Content starts
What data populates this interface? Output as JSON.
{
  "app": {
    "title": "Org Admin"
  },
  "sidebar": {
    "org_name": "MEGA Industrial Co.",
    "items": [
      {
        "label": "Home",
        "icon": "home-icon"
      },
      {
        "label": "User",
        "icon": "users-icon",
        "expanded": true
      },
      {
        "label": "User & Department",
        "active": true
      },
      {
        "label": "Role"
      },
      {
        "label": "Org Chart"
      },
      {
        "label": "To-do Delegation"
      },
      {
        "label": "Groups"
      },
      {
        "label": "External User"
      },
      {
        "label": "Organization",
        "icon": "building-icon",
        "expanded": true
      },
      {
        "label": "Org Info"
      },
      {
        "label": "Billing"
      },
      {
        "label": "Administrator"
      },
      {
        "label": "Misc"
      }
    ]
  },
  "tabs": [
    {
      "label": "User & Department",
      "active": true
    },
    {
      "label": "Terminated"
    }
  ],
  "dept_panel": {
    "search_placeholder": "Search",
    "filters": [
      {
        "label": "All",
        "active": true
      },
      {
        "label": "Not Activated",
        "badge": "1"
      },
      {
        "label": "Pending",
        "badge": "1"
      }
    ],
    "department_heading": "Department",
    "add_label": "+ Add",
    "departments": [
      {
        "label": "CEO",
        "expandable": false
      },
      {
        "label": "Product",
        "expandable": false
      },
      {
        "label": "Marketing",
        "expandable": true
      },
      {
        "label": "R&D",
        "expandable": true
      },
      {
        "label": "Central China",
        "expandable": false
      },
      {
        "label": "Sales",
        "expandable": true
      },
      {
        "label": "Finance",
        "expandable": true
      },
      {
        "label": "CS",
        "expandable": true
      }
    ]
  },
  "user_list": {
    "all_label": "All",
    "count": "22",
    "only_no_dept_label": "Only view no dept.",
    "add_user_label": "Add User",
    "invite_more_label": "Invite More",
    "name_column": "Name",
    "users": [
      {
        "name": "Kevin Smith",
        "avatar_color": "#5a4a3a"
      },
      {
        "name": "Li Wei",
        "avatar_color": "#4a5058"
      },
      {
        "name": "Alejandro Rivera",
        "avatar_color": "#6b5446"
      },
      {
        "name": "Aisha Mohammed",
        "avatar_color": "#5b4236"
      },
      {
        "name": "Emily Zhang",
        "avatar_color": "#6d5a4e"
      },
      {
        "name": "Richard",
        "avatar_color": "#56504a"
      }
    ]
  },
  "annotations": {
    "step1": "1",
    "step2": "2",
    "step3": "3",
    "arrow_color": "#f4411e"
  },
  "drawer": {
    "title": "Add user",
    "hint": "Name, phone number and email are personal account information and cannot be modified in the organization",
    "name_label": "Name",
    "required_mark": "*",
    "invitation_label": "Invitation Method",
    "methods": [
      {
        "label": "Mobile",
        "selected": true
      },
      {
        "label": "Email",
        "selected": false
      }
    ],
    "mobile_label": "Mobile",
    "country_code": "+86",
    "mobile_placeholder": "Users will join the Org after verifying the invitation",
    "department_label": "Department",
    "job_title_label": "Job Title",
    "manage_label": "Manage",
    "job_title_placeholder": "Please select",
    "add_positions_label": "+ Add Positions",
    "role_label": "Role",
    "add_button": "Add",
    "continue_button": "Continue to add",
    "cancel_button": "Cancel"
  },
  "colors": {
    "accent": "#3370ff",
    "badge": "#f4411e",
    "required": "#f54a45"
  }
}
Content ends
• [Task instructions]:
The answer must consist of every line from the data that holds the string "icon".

• [Solved exercise]:
        "icon": "home-icon"
        "icon": "users-icon",
        "icon": "building-icon",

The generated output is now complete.